I am sure of two things. One: Jenna-Louise Coleman’s Clara Oswin Osgood will most likely be my favorite companion for a long, long time. Two: I need to watch more of the classic Who before November 23 hits.
Cast and Crew Information
Matt Smith as the Doctor (11)
Jenna-Lousie Coleman as Clara
Michael Dixon as Dave
Nicola Sian as Ellie
Aidan Cook as the Mummy
Feth Greenwood as Dor’een
Emilia Jones as Merry
Written by Neil Cross
Directed by Farren Blackburn
This is available from Amazon.com, iTunes US and iTunes Canada in digital format now. It can be preordered on DVD along with the rest of season seven, part two from Amazon.com and Amazon.ca for its May 28 release.
The Doctor investigates Clara’s past before taking her on a grand day out to see the Rings of Akhaten. Once there, they discover trouble couched in an ancient ceremony.
“There’s one thing you need to know about traveling with me. Well, one thing aside from the blue box and the two hearts. We don’t walk away.”
How many people who haven’t seen Hartnell episodes were jolted out of the episode when he mentioned a granddaughter?
This seems original to me, but having only seen half of the first ten stories, it’s entirely possible that this is a sequel to a story I’m just not aware of, particularly given the granddaughter comment. Of course, since he only mentioned seeing it with his granddaughter and not her school teachers, it’s quite possible that this takes place prior to “An Unearthly Child” and is merely being used to set up the origin story that has been promised later this year. I give it 5 out of 6.

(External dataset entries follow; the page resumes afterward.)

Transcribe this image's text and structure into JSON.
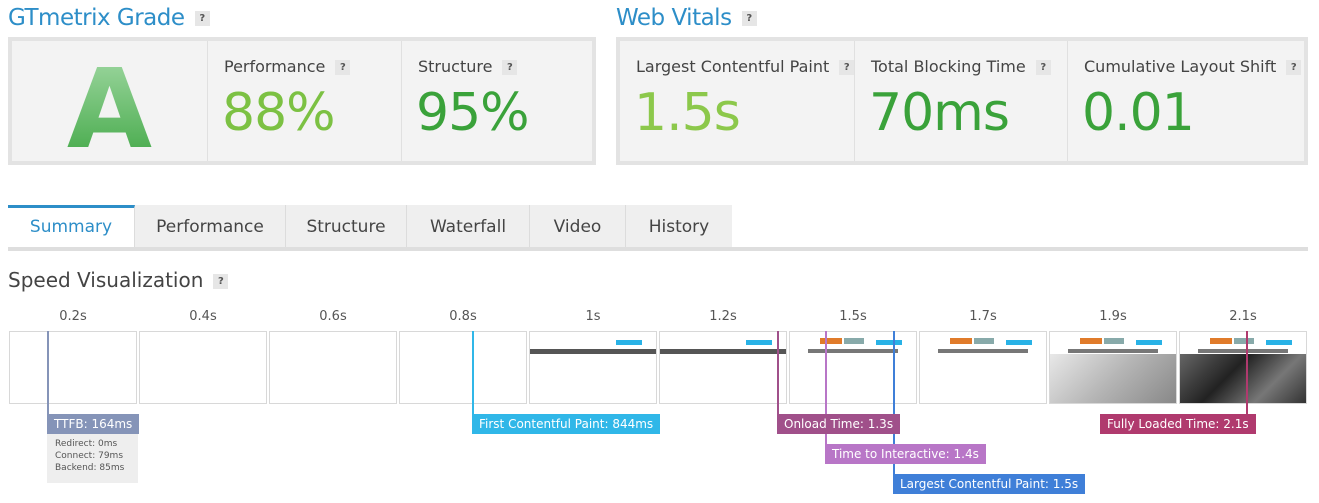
{
  "gtmetrix": {
    "title": "GTmetrix Grade",
    "help": "?",
    "grade": "A",
    "performance": {
      "label": "Performance",
      "value": "88%",
      "color": "#7cc143"
    },
    "structure": {
      "label": "Structure",
      "value": "95%",
      "color": "#3aa23a"
    }
  },
  "web_vitals": {
    "title": "Web Vitals",
    "help": "?",
    "lcp": {
      "label": "Largest Contentful Paint",
      "value": "1.5s",
      "color": "#8cc84b"
    },
    "tbt": {
      "label": "Total Blocking Time",
      "value": "70ms",
      "color": "#3aa23a"
    },
    "cls": {
      "label": "Cumulative Layout Shift",
      "value": "0.01",
      "color": "#3aa23a"
    }
  },
  "tabs": [
    "Summary",
    "Performance",
    "Structure",
    "Waterfall",
    "Video",
    "History"
  ],
  "active_tab": "Summary",
  "speed_visualization": {
    "title": "Speed Visualization",
    "help": "?",
    "times": [
      "0.2s",
      "0.4s",
      "0.6s",
      "0.8s",
      "1s",
      "1.2s",
      "1.5s",
      "1.7s",
      "1.9s",
      "2.1s"
    ],
    "markers": {
      "ttfb": {
        "label": "TTFB: 164ms",
        "color": "#8594b8"
      },
      "fcp": {
        "label": "First Contentful Paint: 844ms",
        "color": "#30b7e8"
      },
      "onload": {
        "label": "Onload Time: 1.3s",
        "color": "#a0508a"
      },
      "tti": {
        "label": "Time to Interactive: 1.4s",
        "color": "#b876c7"
      },
      "lcp": {
        "label": "Largest Contentful Paint: 1.5s",
        "color": "#3f7fd8"
      },
      "fully_loaded": {
        "label": "Fully Loaded Time: 2.1s",
        "color": "#b03a6e"
      }
    },
    "ttfb_details": {
      "redirect": "Redirect: 0ms",
      "connect": "Connect: 79ms",
      "backend": "Backend: 85ms"
    }
  }
}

The effects were decently done. There are some issues with lining up the cracks in the glass with the physical objects causing them, which threw me out of the episode for a moment. Also, if you are going to point the cameras at the aliens who are singing, make their mouths move. If you can’t afford mouths that move, point the cameras somewhere else. I give it 4 out of 6.
The story does a nice job of setting up the dynamic between the Doctor and Clara, and (unless I miss my guess) adding to Clara’s mystique while setting up the character arcs colliding during the fall of the eleventh that was promised at the end of series six. I’m not sure how necessary the mummy was, though, but given how elaborate the makeup was and how little relative use they got from it, I’m betting we’ll see that species again. I give it 5 out of 6.
The acting from the leads is brilliant. Smith has a very clear picture of who his Doctor is, and Jenna-Louise Coleman is immediately likeable and brings an independence and challenge to their dynamic that is wonderful to see. Dixon and Sian are also impressive in their roles. I give it 5 out of 6.
The production is nicely done. The BBC is clearly increasing the funding for the series, and Moffat is clearly stretching every dollar to its absolute limit. I do have minor quibbles, particularly in regards to the original placement of the camera when the Doctor started crossing his hearts, making it difficult to see that both hands were, indeed, crossing himself. Similarly, the shots of the “singing” aliens were disorienting, and we saw too much of the crowded area to really believe the Doctor’s disappearance early on. Each is in a minor complaint, but I had six or seven such moments in about 40 minutes time, which is enough to be a problem. I give it 4 out of 6.
The emotional response was excellent. From the high point speech to single passenger moped, this worked very well. The comfortable banter between the Doctor and Clara, such as when she asked if he was going to fight, helps endear the pair to the viewers. Part of me also wonders if last episode’s “big bad” is going to be seen traveling in time to posess interstellar matter just as it posessed snow for the Christmas special. I give it 6 out of 6.
Overall, we’ve got a decent second chapter to this part of the series, propelled in large part by a very strong companion. I give it 5 out of 6.
In total, The Rings of Akhaten receives 34 out of 42.